400+ castles of Scotland with hundreds of illustrations and much much more…
NO 523557 54 HS DD8 3TE
Off B9134, 6 miles NE of Forfar, Angus
A renowned group of Pictish stones, the most impressive and elaborate of which is undoubtedly the double-sided cross-slab standing in Aberlemno churchyard. Over 2 metres high, the front of the stone carries a full-length cross in high relief, decorated with intricate inter-laced designs and surrounded by fan-tastic intertwining animals. On the reverse, the whole scene is framed by two serpents whose open-jawed head meet at the apex of the stone. They surround an extra-ordinary depiction of a battle – one of the very few examples of Pictish sculpture for which a convincing explanation can be made. Situated boldly above the battle are two Pictish symbols – a notched rectangle and z-rod and a cauldron – and these must surely have a strong association with the events shown below. Under-neath is almost a comic-strip depiction of a battle, reading left to right and top to bottom. In the first strip, the mounted warrior on the left is chasing away another horseman wearing a helmet with a prominent noseguard, whose sword, shield and spear lie abandoned behind him. The second strip shows three foot-soldiers confronting another mounted warrior wearing a similar helmet. The third and final strip shows two more horsemen fighting; again, the one on the right wears a helmet with a prominent noseguard. The final scene shows the outcome of this engagement; the helmeted warrior lies dead on the ground, his shield beside him, and a carrion bird pecks at his face. This has been convincingly interpreted as a depiction of the Battle of Nechtansmere, fought in 685, a few miles south of Aberlemno near the modern village of Dunnichen. The helmets, with the distinctive noseguards, are identical to the 8th century Anglian helmet discovered at the Coppergate excavation in York; this cross-slab undoubtedly illustrates the decisive defeat of the Northumbrian Angles which broke forever their power north of the Forth and marked the beginning of their decline.
A second double-sided cross-slab stands by the roadside in Aberlemno. Although badly weathered much of the original carving can still be clearly seen. The front shows a full-length ringed cross whose decorations echo the jewelled metal crosses of the time. The cross is flanked by two angels in attitudes of prayer or mourning, while two fantastic animals lie crouched at its base. The reverse of the slab carries two large and highly decorated Pictish symbols, a crescent and v-rod and a double-disc and z-rod, above a scene of mounted huntsmen with hounds and trumpeters. At the bottom there are two separate panels showing a centaur in one and David, with sheep and harp, killing a lion in the other.
Situated on the roadside, about a quarter of a mile north of the church, stands one of the finest examples of a Class 1 stone. Nearly 2 metres tall, its carvings are deeply incised and clearly visible, showing a serpent above a double-disc and z-rod and a mirror and comb. There are cup-marks low down on one side, suggesting that this may be a prehistoric standing stone reused by the Picts.

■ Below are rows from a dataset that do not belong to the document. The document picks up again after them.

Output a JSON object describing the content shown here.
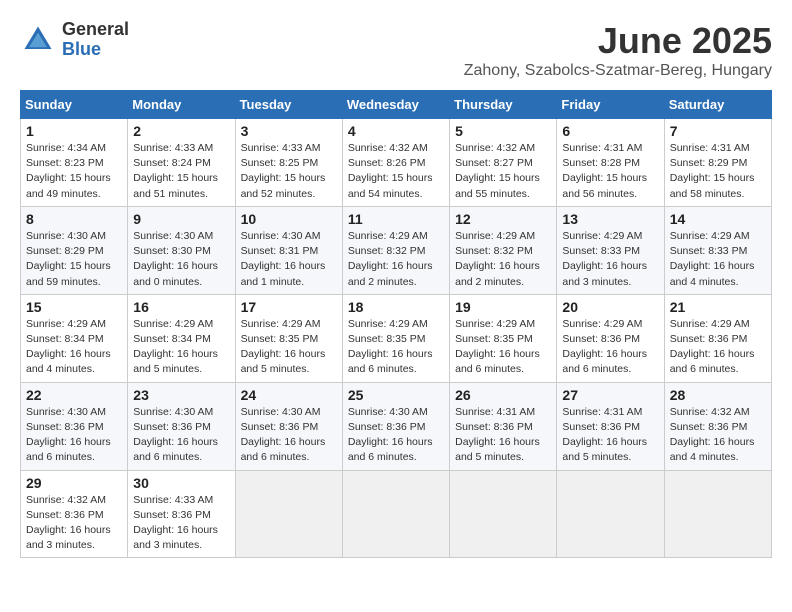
{
  "header": {
    "logo_general": "General",
    "logo_blue": "Blue",
    "title": "June 2025",
    "subtitle": "Zahony, Szabolcs-Szatmar-Bereg, Hungary"
  },
  "days_of_week": [
    "Sunday",
    "Monday",
    "Tuesday",
    "Wednesday",
    "Thursday",
    "Friday",
    "Saturday"
  ],
  "weeks": [
    [
      {
        "day": "1",
        "sunrise": "4:34 AM",
        "sunset": "8:23 PM",
        "daylight": "15 hours and 49 minutes."
      },
      {
        "day": "2",
        "sunrise": "4:33 AM",
        "sunset": "8:24 PM",
        "daylight": "15 hours and 51 minutes."
      },
      {
        "day": "3",
        "sunrise": "4:33 AM",
        "sunset": "8:25 PM",
        "daylight": "15 hours and 52 minutes."
      },
      {
        "day": "4",
        "sunrise": "4:32 AM",
        "sunset": "8:26 PM",
        "daylight": "15 hours and 54 minutes."
      },
      {
        "day": "5",
        "sunrise": "4:32 AM",
        "sunset": "8:27 PM",
        "daylight": "15 hours and 55 minutes."
      },
      {
        "day": "6",
        "sunrise": "4:31 AM",
        "sunset": "8:28 PM",
        "daylight": "15 hours and 56 minutes."
      },
      {
        "day": "7",
        "sunrise": "4:31 AM",
        "sunset": "8:29 PM",
        "daylight": "15 hours and 58 minutes."
      }
    ],
    [
      {
        "day": "8",
        "sunrise": "4:30 AM",
        "sunset": "8:29 PM",
        "daylight": "15 hours and 59 minutes."
      },
      {
        "day": "9",
        "sunrise": "4:30 AM",
        "sunset": "8:30 PM",
        "daylight": "16 hours and 0 minutes."
      },
      {
        "day": "10",
        "sunrise": "4:30 AM",
        "sunset": "8:31 PM",
        "daylight": "16 hours and 1 minute."
      },
      {
        "day": "11",
        "sunrise": "4:29 AM",
        "sunset": "8:32 PM",
        "daylight": "16 hours and 2 minutes."
      },
      {
        "day": "12",
        "sunrise": "4:29 AM",
        "sunset": "8:32 PM",
        "daylight": "16 hours and 2 minutes."
      },
      {
        "day": "13",
        "sunrise": "4:29 AM",
        "sunset": "8:33 PM",
        "daylight": "16 hours and 3 minutes."
      },
      {
        "day": "14",
        "sunrise": "4:29 AM",
        "sunset": "8:33 PM",
        "daylight": "16 hours and 4 minutes."
      }
    ],
    [
      {
        "day": "15",
        "sunrise": "4:29 AM",
        "sunset": "8:34 PM",
        "daylight": "16 hours and 4 minutes."
      },
      {
        "day": "16",
        "sunrise": "4:29 AM",
        "sunset": "8:34 PM",
        "daylight": "16 hours and 5 minutes."
      },
      {
        "day": "17",
        "sunrise": "4:29 AM",
        "sunset": "8:35 PM",
        "daylight": "16 hours and 5 minutes."
      },
      {
        "day": "18",
        "sunrise": "4:29 AM",
        "sunset": "8:35 PM",
        "daylight": "16 hours and 6 minutes."
      },
      {
        "day": "19",
        "sunrise": "4:29 AM",
        "sunset": "8:35 PM",
        "daylight": "16 hours and 6 minutes."
      },
      {
        "day": "20",
        "sunrise": "4:29 AM",
        "sunset": "8:36 PM",
        "daylight": "16 hours and 6 minutes."
      },
      {
        "day": "21",
        "sunrise": "4:29 AM",
        "sunset": "8:36 PM",
        "daylight": "16 hours and 6 minutes."
      }
    ],
    [
      {
        "day": "22",
        "sunrise": "4:30 AM",
        "sunset": "8:36 PM",
        "daylight": "16 hours and 6 minutes."
      },
      {
        "day": "23",
        "sunrise": "4:30 AM",
        "sunset": "8:36 PM",
        "daylight": "16 hours and 6 minutes."
      },
      {
        "day": "24",
        "sunrise": "4:30 AM",
        "sunset": "8:36 PM",
        "daylight": "16 hours and 6 minutes."
      },
      {
        "day": "25",
        "sunrise": "4:30 AM",
        "sunset": "8:36 PM",
        "daylight": "16 hours and 6 minutes."
      },
      {
        "day": "26",
        "sunrise": "4:31 AM",
        "sunset": "8:36 PM",
        "daylight": "16 hours and 5 minutes."
      },
      {
        "day": "27",
        "sunrise": "4:31 AM",
        "sunset": "8:36 PM",
        "daylight": "16 hours and 5 minutes."
      },
      {
        "day": "28",
        "sunrise": "4:32 AM",
        "sunset": "8:36 PM",
        "daylight": "16 hours and 4 minutes."
      }
    ],
    [
      {
        "day": "29",
        "sunrise": "4:32 AM",
        "sunset": "8:36 PM",
        "daylight": "16 hours and 3 minutes."
      },
      {
        "day": "30",
        "sunrise": "4:33 AM",
        "sunset": "8:36 PM",
        "daylight": "16 hours and 3 minutes."
      },
      null,
      null,
      null,
      null,
      null
    ]
  ]
}
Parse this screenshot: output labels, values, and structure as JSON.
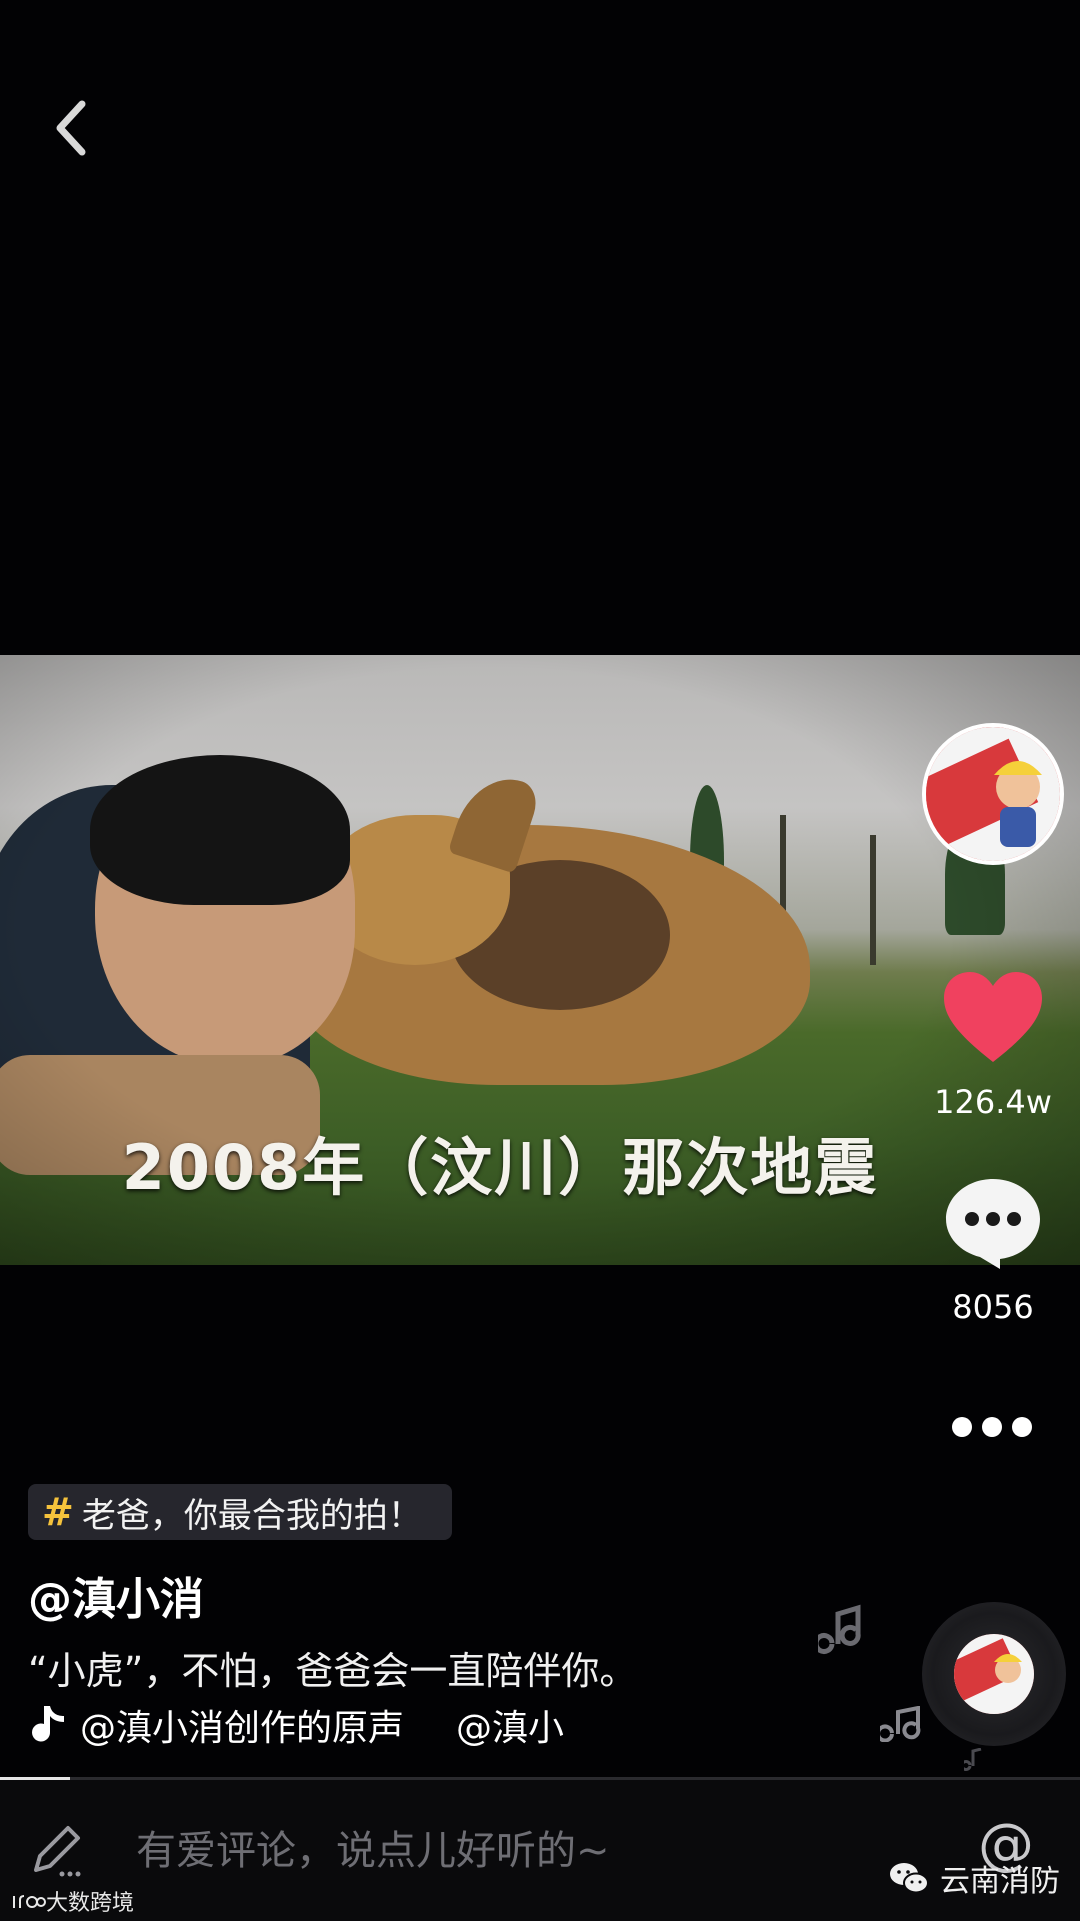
{
  "nav": {
    "back_icon": "chevron-left-icon"
  },
  "video": {
    "caption": "2008年（汶川）那次地震",
    "progress_fraction": 0.065
  },
  "creator": {
    "avatar_icon": "mascot-avatar"
  },
  "actions": {
    "like_count": "126.4w",
    "like_icon": "heart-icon",
    "like_color": "#f0415f",
    "comment_count": "8056",
    "comment_icon": "speech-bubble-icon",
    "more_icon": "ellipsis-icon"
  },
  "post": {
    "hashtag_symbol": "#",
    "hashtag": "老爸，你最合我的拍！",
    "hashtag_color": "#f5c23c",
    "author": "@滇小消",
    "description": "“小虎”，不怕，爸爸会一直陪伴你。",
    "music_text": "@滇小消创作的原声",
    "music_text_repeat": "@滇小"
  },
  "comment_bar": {
    "placeholder": "有爱评论，说点儿好听的~",
    "at_label": "@"
  },
  "watermarks": {
    "left": "大数跨境",
    "right": "云南消防"
  }
}
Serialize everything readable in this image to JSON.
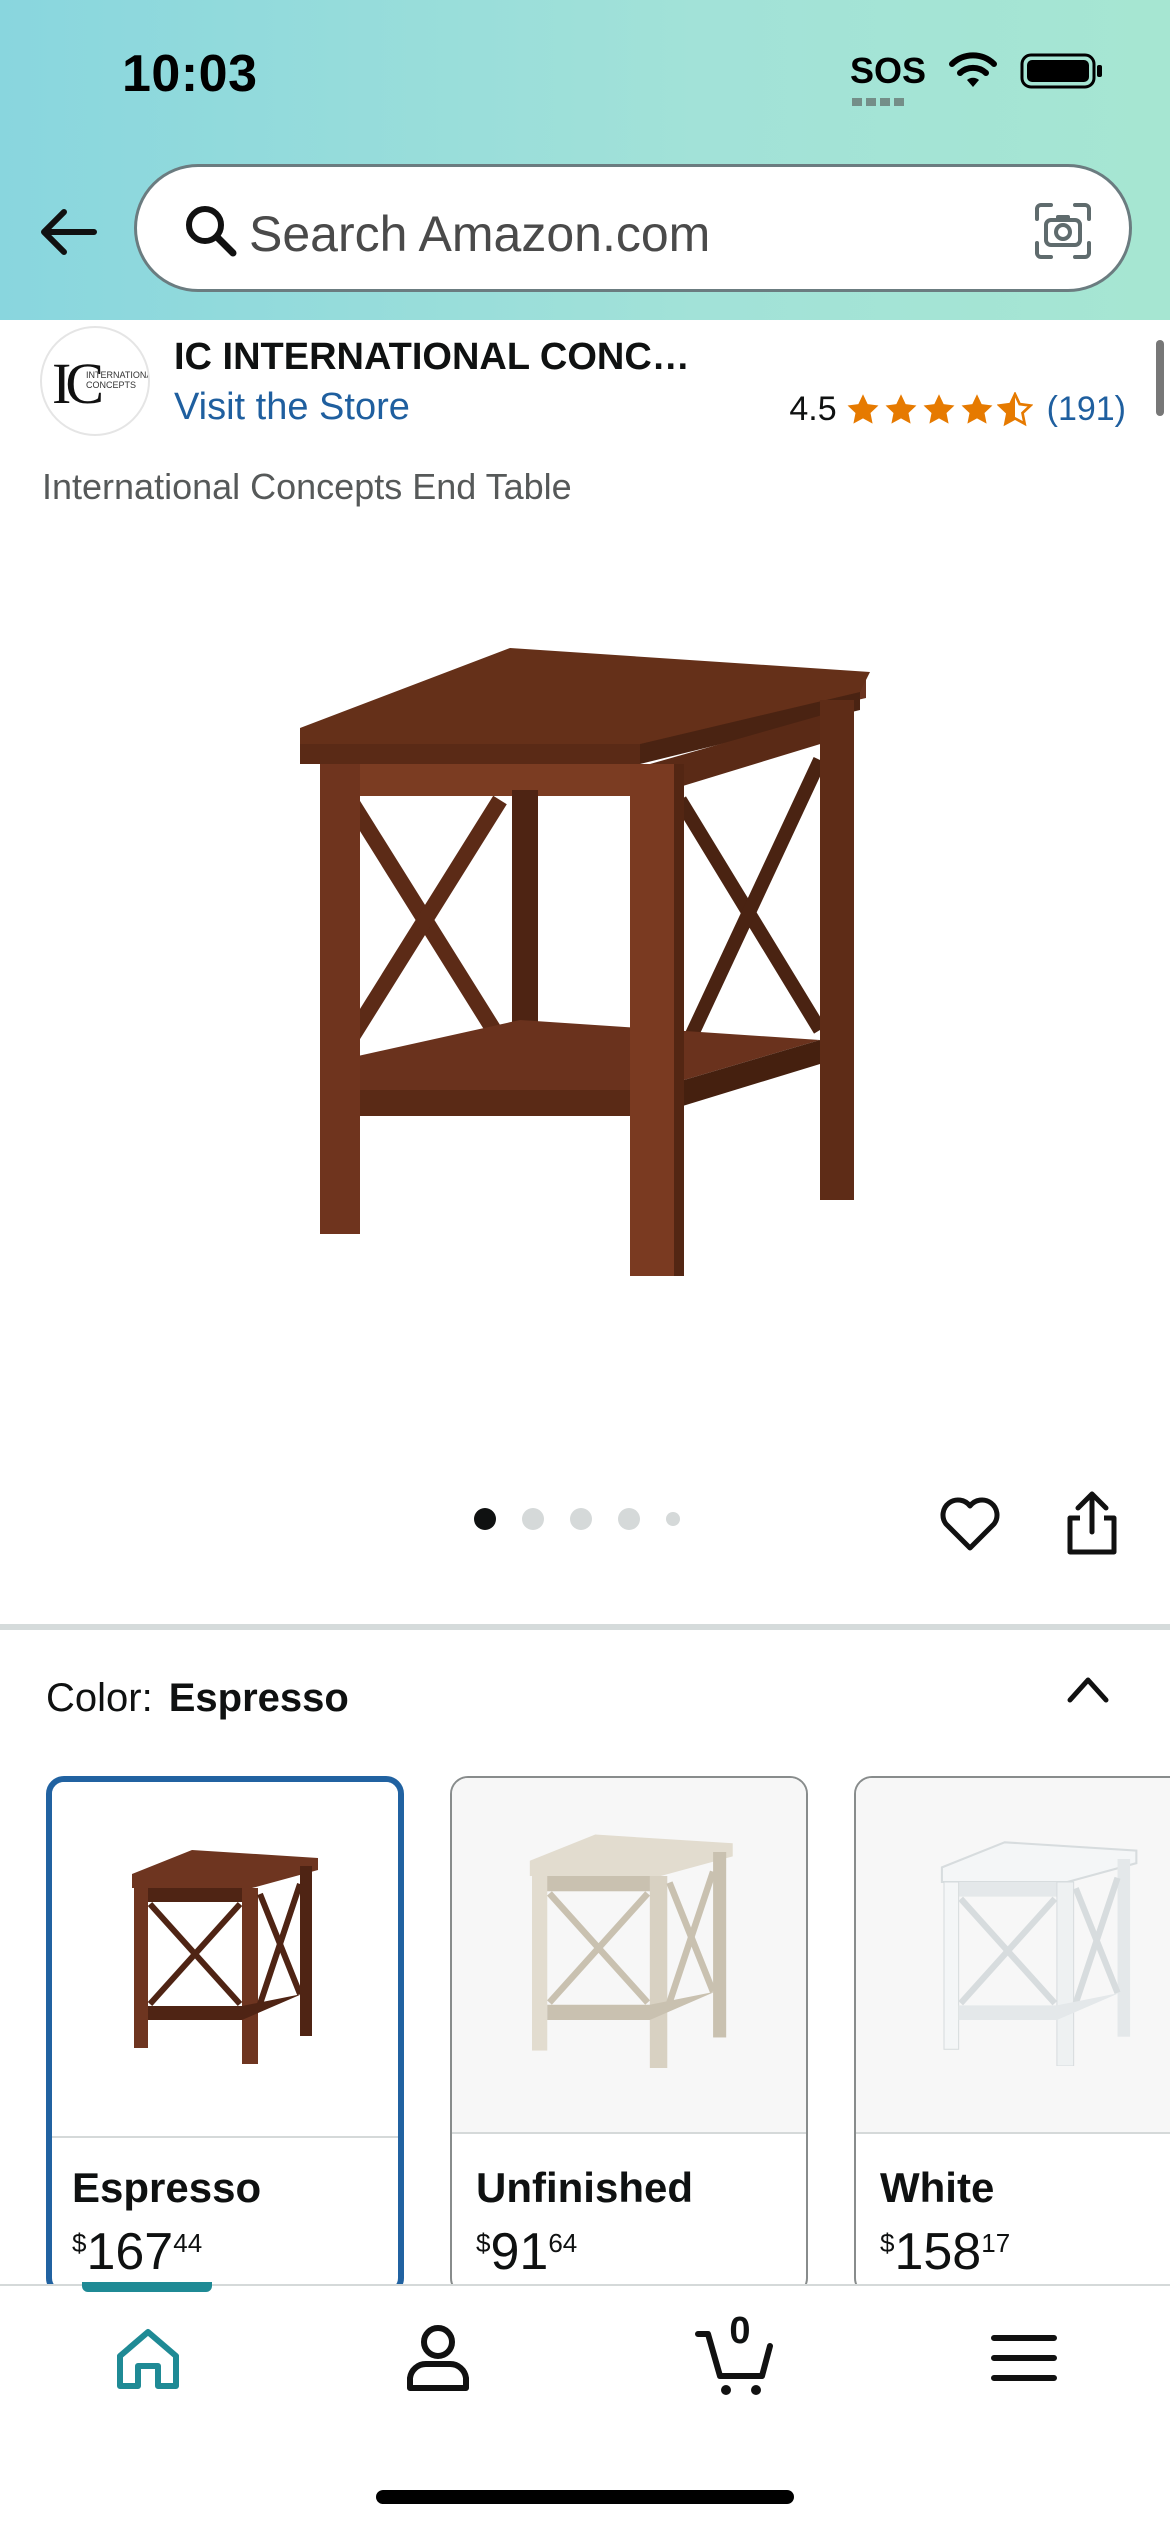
{
  "status_bar": {
    "time": "10:03",
    "sos": "SOS"
  },
  "search": {
    "placeholder": "Search Amazon.com"
  },
  "store": {
    "logo_text": "IC",
    "logo_subtext": "INTERNATIONAL CONCEPTS",
    "brand": "IC INTERNATIONAL CONC…",
    "visit_label": "Visit the Store",
    "rating": "4.5",
    "rating_count": "(191)",
    "stars_value": 4.5
  },
  "product": {
    "title": "International Concepts End Table",
    "image_count": 5,
    "active_image": 1
  },
  "color": {
    "label": "Color:",
    "selected": "Espresso",
    "options": [
      {
        "name": "Espresso",
        "currency": "$",
        "whole": "167",
        "fraction": "44",
        "wood": "#6e3520",
        "wood_dark": "#4f2414",
        "selected": true
      },
      {
        "name": "Unfinished",
        "currency": "$",
        "whole": "91",
        "fraction": "64",
        "wood": "#e2dccf",
        "wood_dark": "#c9c1b0",
        "selected": false
      },
      {
        "name": "White",
        "currency": "$",
        "whole": "158",
        "fraction": "17",
        "wood": "#f4f6f7",
        "wood_dark": "#d7dcde",
        "selected": false
      }
    ]
  },
  "nav": {
    "cart_count": "0",
    "items": [
      "home-icon",
      "account-icon",
      "cart-icon",
      "menu-icon"
    ],
    "active": "home-icon"
  },
  "colors": {
    "link": "#1f5f9f",
    "star": "#e67a00",
    "selected_border": "#2162a1",
    "nav_active": "#1f8a95"
  }
}
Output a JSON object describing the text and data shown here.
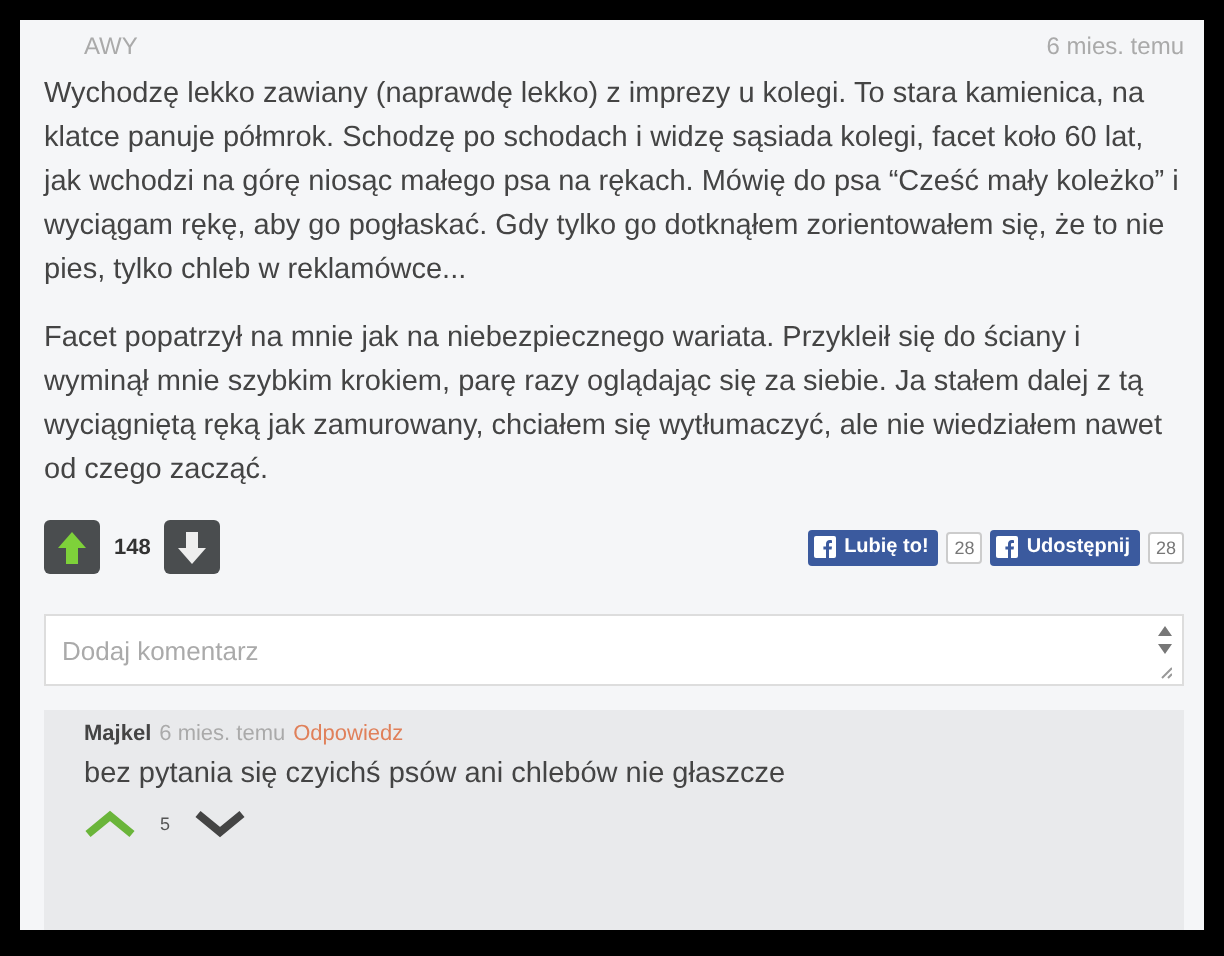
{
  "post": {
    "author": "AWY",
    "time": "6 mies. temu",
    "paragraphs": [
      "Wychodzę lekko zawiany (naprawdę lekko) z imprezy u kolegi. To stara kamienica, na klatce panuje półmrok. Schodzę po schodach i widzę sąsiada kolegi, facet koło 60 lat, jak wchodzi na górę niosąc małego psa na rękach. Mówię do psa “Cześć mały koleżko” i wyciągam rękę, aby go pogłaskać. Gdy tylko go dotknąłem zorientowałem się, że to nie pies, tylko chleb w reklamówce...",
      "Facet popatrzył na mnie jak na niebezpiecznego wariata. Przykleił się do ściany i wyminął mnie szybkim krokiem, parę razy oglądając się za siebie. Ja stałem dalej z tą wyciągniętą ręką jak zamurowany, chciałem się wytłumaczyć, ale nie wiedziałem nawet od czego zacząć."
    ],
    "score": "148",
    "share": [
      {
        "label": "Lubię to!",
        "count": "28"
      },
      {
        "label": "Udostępnij",
        "count": "28"
      }
    ]
  },
  "comment_box": {
    "placeholder": "Dodaj komentarz"
  },
  "comments": [
    {
      "author": "Majkel",
      "time": "6 mies. temu",
      "reply": "Odpowiedz",
      "text": "bez pytania się czyichś psów ani chlebów nie głaszcze",
      "score": "5"
    }
  ]
}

NOTE: All stones enclosed for protection from approx 1 Oct-31 Mar and cannot be viewed during that time
© Martin Coventry 2018